Task objective:
Read through the material below and copy each line in which the word "this" occurs.

== Segment start ==

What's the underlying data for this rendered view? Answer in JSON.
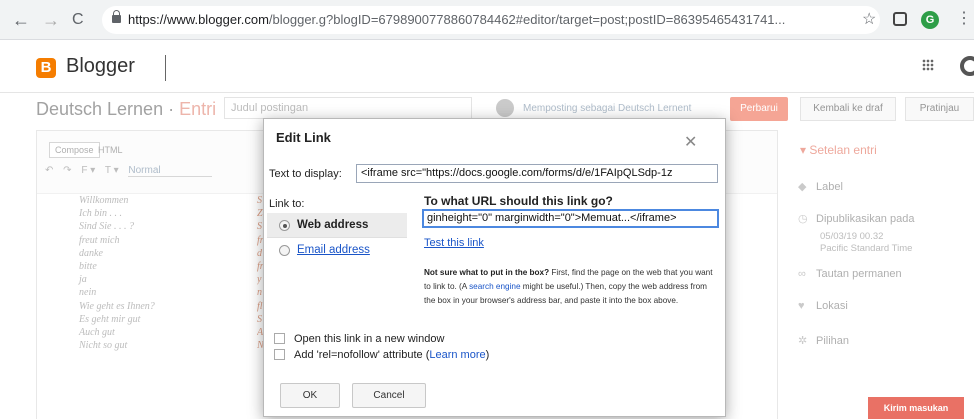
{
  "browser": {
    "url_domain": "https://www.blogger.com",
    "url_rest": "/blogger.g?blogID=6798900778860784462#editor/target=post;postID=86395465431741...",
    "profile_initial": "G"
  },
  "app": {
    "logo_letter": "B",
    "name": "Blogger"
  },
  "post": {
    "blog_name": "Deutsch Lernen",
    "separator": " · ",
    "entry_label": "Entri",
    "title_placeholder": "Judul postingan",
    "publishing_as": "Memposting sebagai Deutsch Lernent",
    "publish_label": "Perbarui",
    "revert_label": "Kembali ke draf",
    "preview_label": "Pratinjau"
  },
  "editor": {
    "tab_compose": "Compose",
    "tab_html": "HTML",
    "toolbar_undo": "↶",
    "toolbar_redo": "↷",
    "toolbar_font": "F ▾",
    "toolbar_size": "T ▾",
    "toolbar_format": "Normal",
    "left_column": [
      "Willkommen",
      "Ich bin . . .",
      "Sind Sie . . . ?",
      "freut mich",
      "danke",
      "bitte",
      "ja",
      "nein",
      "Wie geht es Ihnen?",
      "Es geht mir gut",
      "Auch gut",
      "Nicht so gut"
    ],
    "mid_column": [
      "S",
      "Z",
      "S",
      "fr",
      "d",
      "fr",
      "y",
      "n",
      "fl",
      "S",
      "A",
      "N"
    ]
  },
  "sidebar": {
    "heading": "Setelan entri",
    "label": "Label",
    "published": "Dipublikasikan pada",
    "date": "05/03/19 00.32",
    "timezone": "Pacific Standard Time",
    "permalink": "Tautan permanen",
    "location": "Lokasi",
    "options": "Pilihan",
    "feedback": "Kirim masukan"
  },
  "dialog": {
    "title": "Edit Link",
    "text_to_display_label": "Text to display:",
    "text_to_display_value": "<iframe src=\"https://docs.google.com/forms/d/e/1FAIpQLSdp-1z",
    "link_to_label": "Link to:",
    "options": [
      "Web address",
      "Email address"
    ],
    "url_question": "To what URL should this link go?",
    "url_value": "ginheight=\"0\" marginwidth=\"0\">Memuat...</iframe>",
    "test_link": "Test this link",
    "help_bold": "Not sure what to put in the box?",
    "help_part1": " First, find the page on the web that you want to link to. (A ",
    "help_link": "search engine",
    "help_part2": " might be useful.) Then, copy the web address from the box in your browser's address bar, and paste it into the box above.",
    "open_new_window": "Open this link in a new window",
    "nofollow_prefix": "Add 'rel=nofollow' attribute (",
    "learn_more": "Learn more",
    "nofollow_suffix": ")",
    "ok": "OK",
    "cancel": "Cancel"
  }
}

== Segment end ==

Result below:
What's the underlying data for this rendered view? Answer in JSON.
    "url_question": "To what URL should this link go?",
    "test_link": "Test this link",
    "open_new_window": "Open this link in a new window",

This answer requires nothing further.